How does Tarot work?
Tarot reading is an ancient European tradition, woven into Western European culture and philosophy starting from the late Middle Ages up till our days. Re-searchers still partake in heated debate as to who was the first to bring the cards to Europe – some look for the roots of the tradition in Ancient Egypt, others trace them back to China through Middle East, making a connection with the crusaders who brought many cultural and intellectual traditions of the Saracens to Europe. Either way, the earliest of the preserved Tarot decks is the Visconti-Sforza deck created for the engagement of Francesco Sforza, future Duke of Mi-lan, and Bianca Maria Visconti, in 1432. At the time, Tarot cards were already popular among Italian nobility – both as playing cards and later as cards for reading.
Tarot cards have made a long way from the Medieval nobility and clergy to the offices of consultants in modern megapolises, such as London, Paris and New York, having remained virtually unchanged – the number of cards, arcanas and suits as well as the symbolism of personalities and situations in the decks created in the 21st century are identical to that of the Visconti-Sforza deck. So why is this combination so steady and has survived almost 600 years of testing? Carl Gustav Jung, a philosopher, psychiatrist and founder of one of the branches of modern psychoanalysis, believed that Tarot was the embodiment of the archetypes of collective unconscious and was the most accurate reflection of the universal stages of life path and persons we can meet on that path. Similarly, to the repeated images from our dreams, the images from Tarot cards evoke levels of understanding of ourselves and the world, previously hidden from us by the caring consciousness, which is so fond of avoiding sensitive issues and unpleasant truth.
I am neither Jung's fan nor follower, yet I am absolutely convinced that modern Tarot is closely linked with psychology and the images from cards indeed help us look inside ourselves, focus on life situations, sort out our life and the things around us. Then, the cards give advice which may become decisive on the way to happiness or success. It's no wonder that the "powers that be" – entrepreneurs, politicians, business owners and celebrities do not shy away from consultations with Tarot readers. Unfortunately, in our culture Tarot readings are often associated with a stuffy kitchen and grease-seared cards in the hands of a suspicious fortune-teller. However, if we look at an office of a modern Tarot reader in any of the world’s capitals, you will be surprised to see a space which is hardly different from an office of a psychoanalyst or gestalt therapist.

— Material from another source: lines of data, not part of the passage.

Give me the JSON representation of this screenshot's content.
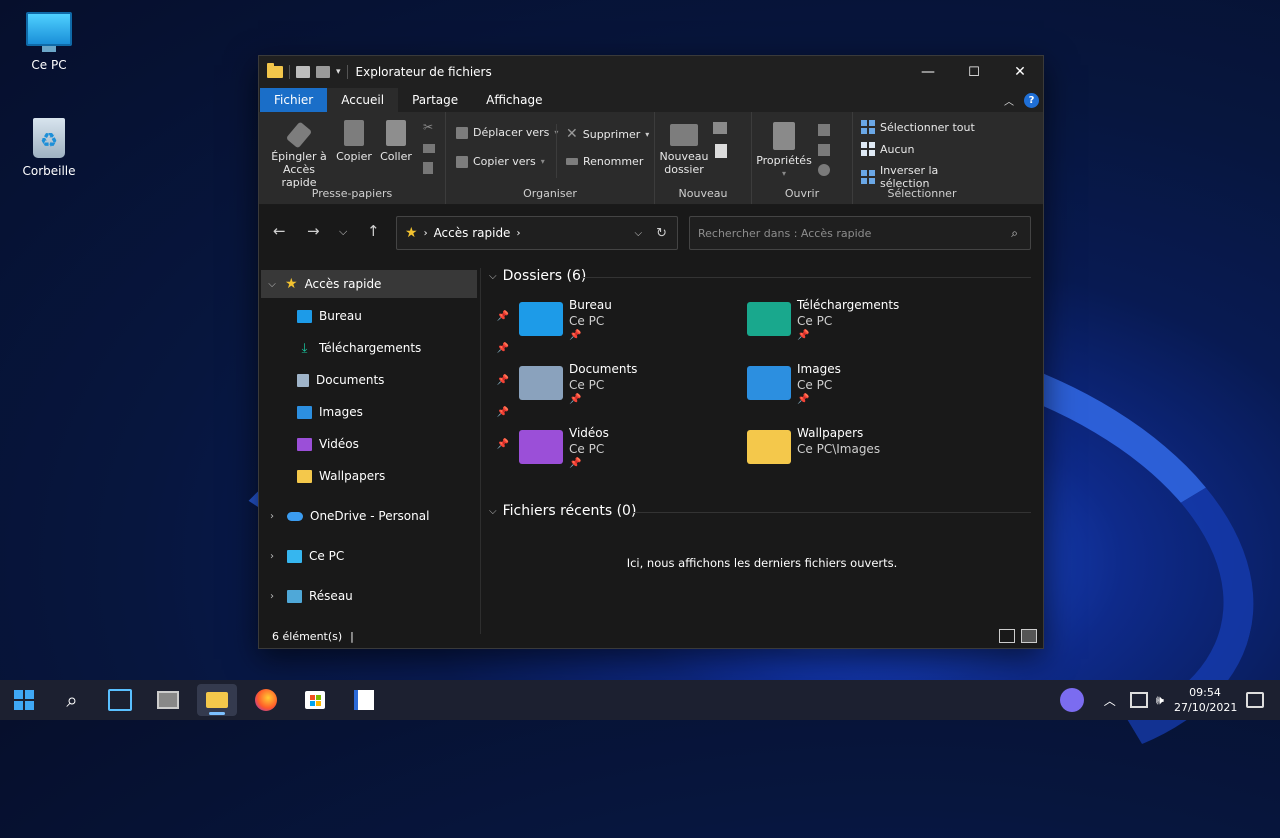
{
  "desktop": {
    "icons": [
      {
        "label": "Ce PC"
      },
      {
        "label": "Corbeille"
      }
    ]
  },
  "window": {
    "title": "Explorateur de fichiers",
    "controls": {
      "minimize": "—",
      "maximize": "☐",
      "close": "✕"
    },
    "tabs": {
      "file": "Fichier",
      "home": "Accueil",
      "share": "Partage",
      "view": "Affichage"
    },
    "help": "?"
  },
  "ribbon": {
    "clipboard": {
      "label": "Presse-papiers",
      "pin_line1": "Épingler à",
      "pin_line2": "Accès rapide",
      "copy": "Copier",
      "paste": "Coller"
    },
    "organize": {
      "label": "Organiser",
      "move_to": "Déplacer vers",
      "copy_to": "Copier vers",
      "delete": "Supprimer",
      "rename": "Renommer"
    },
    "new": {
      "label": "Nouveau",
      "new_folder_line1": "Nouveau",
      "new_folder_line2": "dossier"
    },
    "open": {
      "label": "Ouvrir",
      "properties": "Propriétés"
    },
    "select": {
      "label": "Sélectionner",
      "select_all": "Sélectionner tout",
      "none": "Aucun",
      "invert": "Inverser la sélection"
    }
  },
  "address": {
    "path": "Accès rapide",
    "search_placeholder": "Rechercher dans : Accès rapide"
  },
  "navpane": {
    "quick_access": "Accès rapide",
    "items": [
      {
        "label": "Bureau"
      },
      {
        "label": "Téléchargements"
      },
      {
        "label": "Documents"
      },
      {
        "label": "Images"
      },
      {
        "label": "Vidéos"
      },
      {
        "label": "Wallpapers"
      }
    ],
    "onedrive": "OneDrive - Personal",
    "this_pc": "Ce PC",
    "network": "Réseau"
  },
  "content": {
    "folders_header": "Dossiers (6)",
    "folders": [
      {
        "name": "Bureau",
        "location": "Ce PC",
        "color": "#1d9be8"
      },
      {
        "name": "Téléchargements",
        "location": "Ce PC",
        "color": "#19a88d"
      },
      {
        "name": "Documents",
        "location": "Ce PC",
        "color": "#8aa2bd"
      },
      {
        "name": "Images",
        "location": "Ce PC",
        "color": "#2c8fe0"
      },
      {
        "name": "Vidéos",
        "location": "Ce PC",
        "color": "#9b4fd8"
      },
      {
        "name": "Wallpapers",
        "location": "Ce PC\\Images",
        "color": "#f4c84b"
      }
    ],
    "recent_header": "Fichiers récents (0)",
    "recent_empty": "Ici, nous affichons les derniers fichiers ouverts."
  },
  "statusbar": {
    "count": "6 élément(s)",
    "separator": "|"
  },
  "taskbar": {
    "time": "09:54",
    "date": "27/10/2021"
  }
}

How do the cards "know" the answers to our questions? Nobody can give an exact answer, but I think it lies somewhere on the cross-roads between psychology and esotery. When talking to cards, we look deep inside ourselves and simultaneously touch upon other strings of the universe. Some might say that the Tarot effect is connected with the principles of synchrony or single information field, and with the help of cards we can "tap into" it and interpret its answers correctly. I will not try to identify the nature of Tarot, but my experience and practice – both personal and that of my clients – have amassed numeral examples of infallible intuition and forecasts given by the cards, that I cannot doubt the truthfulness of what they say.

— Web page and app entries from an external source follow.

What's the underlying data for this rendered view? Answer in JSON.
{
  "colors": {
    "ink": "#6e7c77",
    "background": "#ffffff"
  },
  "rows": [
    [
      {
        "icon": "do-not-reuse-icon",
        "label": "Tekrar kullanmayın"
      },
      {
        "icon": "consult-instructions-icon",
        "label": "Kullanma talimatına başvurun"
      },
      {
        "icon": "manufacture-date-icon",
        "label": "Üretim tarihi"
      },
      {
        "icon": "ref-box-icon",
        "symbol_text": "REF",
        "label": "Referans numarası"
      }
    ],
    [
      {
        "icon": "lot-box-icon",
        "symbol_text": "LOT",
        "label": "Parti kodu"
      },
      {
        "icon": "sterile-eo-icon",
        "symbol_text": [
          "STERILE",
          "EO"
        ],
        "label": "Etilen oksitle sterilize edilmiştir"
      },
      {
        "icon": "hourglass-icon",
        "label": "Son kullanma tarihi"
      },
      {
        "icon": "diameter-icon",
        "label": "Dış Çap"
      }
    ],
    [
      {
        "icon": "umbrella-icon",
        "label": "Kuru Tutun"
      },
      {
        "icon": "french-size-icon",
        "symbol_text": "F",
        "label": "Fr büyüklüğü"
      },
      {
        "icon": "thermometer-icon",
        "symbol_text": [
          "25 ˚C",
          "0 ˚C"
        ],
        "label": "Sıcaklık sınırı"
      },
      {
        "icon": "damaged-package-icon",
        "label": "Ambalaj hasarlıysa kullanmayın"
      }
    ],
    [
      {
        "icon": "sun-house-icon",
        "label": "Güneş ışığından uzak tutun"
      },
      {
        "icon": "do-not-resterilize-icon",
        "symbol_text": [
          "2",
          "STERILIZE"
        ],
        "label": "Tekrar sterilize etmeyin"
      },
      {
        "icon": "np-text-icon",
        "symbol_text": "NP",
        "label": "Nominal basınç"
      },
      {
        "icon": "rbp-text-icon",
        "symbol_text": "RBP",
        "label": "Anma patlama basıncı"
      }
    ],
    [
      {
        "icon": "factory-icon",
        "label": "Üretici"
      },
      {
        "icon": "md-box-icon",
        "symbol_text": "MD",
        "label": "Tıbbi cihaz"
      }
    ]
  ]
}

One way or another, even for people who are a far cry from the esoteric practices, Tarot reading is a great opportunity to focus on their state of affairs in a calm environment and ask themselves all the right questions, discuss problems, which they will hardly raise with partners or friends, expand their tool set and listen to a view from the outside, which we so often lack.